**WHAT TO DO**
Isolate every line in the data with the string "this" and copy it.

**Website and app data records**
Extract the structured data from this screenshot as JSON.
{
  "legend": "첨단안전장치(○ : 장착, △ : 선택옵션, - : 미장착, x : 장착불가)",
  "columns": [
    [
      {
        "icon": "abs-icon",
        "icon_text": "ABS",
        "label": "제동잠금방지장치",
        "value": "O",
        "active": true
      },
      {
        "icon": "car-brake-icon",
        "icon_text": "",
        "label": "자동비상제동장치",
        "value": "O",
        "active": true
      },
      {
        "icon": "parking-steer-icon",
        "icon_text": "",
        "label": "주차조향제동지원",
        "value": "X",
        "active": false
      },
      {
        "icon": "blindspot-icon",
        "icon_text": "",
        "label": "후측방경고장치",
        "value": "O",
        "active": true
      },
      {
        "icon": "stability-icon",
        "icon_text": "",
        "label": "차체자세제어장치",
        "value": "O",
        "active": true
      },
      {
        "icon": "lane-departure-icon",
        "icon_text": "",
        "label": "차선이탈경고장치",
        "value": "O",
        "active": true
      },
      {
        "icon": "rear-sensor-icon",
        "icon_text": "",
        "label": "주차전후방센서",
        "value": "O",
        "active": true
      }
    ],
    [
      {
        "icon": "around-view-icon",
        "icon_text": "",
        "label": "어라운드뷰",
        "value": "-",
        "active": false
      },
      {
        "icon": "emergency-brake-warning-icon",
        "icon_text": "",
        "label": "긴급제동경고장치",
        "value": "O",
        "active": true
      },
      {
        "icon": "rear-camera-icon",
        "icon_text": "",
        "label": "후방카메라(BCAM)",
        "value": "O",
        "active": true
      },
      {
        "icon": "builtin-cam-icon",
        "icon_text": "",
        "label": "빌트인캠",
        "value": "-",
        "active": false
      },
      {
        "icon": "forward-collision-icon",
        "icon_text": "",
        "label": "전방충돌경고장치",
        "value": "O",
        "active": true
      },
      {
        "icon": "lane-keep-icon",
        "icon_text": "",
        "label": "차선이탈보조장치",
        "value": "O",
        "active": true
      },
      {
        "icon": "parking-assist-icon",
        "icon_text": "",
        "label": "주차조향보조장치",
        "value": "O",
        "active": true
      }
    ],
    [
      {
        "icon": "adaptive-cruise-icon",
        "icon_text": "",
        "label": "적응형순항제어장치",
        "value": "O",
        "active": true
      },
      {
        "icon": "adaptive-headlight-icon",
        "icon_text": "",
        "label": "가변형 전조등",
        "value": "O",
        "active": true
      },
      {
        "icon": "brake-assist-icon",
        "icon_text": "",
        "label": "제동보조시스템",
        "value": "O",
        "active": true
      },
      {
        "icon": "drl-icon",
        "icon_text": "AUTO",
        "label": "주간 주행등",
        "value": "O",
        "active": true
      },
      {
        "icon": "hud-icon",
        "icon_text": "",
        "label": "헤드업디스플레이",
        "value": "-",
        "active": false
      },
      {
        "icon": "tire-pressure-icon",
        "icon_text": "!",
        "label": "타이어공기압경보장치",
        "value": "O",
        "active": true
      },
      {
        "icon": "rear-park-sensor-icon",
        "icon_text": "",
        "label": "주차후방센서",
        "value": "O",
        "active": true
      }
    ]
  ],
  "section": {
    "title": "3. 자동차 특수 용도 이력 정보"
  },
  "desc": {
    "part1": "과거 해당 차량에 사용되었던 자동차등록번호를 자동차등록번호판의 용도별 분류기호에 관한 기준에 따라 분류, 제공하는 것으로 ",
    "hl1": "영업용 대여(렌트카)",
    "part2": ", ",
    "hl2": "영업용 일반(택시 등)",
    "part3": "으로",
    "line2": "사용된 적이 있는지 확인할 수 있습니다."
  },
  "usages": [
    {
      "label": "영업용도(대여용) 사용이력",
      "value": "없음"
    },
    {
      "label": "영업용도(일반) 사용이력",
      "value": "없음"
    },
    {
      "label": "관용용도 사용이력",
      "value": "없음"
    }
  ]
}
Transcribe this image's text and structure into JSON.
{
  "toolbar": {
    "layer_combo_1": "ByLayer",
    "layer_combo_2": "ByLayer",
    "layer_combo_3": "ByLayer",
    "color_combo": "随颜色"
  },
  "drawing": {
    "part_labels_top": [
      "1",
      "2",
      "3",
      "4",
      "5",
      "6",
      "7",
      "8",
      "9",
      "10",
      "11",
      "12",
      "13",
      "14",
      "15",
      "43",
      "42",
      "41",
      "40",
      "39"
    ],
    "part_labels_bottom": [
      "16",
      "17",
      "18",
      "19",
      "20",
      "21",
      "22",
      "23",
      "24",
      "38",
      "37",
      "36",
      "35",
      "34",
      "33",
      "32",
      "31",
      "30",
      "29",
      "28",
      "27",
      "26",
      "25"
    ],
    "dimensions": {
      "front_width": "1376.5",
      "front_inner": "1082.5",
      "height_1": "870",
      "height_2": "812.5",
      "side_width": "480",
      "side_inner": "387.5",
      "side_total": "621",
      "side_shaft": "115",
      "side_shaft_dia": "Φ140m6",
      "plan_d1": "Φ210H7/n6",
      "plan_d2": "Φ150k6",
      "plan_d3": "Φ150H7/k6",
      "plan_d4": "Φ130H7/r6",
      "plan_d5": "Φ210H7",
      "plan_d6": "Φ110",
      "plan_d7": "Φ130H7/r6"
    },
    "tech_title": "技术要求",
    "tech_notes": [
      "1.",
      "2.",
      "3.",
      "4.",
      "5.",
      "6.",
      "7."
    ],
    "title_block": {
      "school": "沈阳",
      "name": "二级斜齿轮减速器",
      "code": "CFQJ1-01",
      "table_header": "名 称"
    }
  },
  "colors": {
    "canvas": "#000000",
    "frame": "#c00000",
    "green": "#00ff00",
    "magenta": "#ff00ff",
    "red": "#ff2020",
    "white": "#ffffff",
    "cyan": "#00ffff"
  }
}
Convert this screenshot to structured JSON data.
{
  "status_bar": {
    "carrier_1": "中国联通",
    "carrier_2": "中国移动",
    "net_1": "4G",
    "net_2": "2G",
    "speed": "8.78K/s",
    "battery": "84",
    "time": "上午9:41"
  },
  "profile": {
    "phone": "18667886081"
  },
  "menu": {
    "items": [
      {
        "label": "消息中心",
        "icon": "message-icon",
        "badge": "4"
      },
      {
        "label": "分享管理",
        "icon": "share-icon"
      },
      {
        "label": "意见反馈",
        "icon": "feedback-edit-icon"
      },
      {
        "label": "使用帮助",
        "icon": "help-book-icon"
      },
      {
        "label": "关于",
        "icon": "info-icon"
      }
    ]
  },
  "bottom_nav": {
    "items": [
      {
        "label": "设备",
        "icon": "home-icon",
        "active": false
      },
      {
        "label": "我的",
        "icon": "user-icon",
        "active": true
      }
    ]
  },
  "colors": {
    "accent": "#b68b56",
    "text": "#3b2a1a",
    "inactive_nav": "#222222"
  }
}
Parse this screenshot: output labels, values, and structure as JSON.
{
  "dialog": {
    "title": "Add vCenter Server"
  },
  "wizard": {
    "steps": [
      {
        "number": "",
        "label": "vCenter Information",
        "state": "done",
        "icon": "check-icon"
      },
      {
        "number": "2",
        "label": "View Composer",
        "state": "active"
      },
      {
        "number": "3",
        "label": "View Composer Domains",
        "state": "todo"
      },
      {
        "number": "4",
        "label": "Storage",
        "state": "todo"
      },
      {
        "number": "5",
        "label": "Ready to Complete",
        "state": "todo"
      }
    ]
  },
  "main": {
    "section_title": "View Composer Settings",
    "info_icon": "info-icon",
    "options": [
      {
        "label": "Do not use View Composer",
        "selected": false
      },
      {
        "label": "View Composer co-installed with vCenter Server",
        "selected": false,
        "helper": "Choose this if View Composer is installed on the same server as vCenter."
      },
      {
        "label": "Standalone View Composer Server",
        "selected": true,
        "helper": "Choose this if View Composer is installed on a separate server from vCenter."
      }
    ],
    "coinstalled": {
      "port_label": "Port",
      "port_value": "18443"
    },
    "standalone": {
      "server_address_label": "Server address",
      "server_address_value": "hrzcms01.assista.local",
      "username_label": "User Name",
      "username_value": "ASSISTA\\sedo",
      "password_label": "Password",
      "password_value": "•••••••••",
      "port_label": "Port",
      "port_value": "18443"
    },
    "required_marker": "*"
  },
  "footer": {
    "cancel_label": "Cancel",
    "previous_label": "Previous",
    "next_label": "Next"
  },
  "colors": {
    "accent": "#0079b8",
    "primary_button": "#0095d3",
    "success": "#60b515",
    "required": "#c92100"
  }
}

**FINISHED TASK**
Extract the structured data from this screenshot as JSON.
Transcribe this image's text and structure into JSON.
Convert this screenshot to structured JSON data.
Parse this screenshot: output labels, values, and structure as JSON.
        "helper": "Choose this if View Composer is installed on the same server as vCenter."
        "helper": "Choose this if View Composer is installed on a separate server from vCenter."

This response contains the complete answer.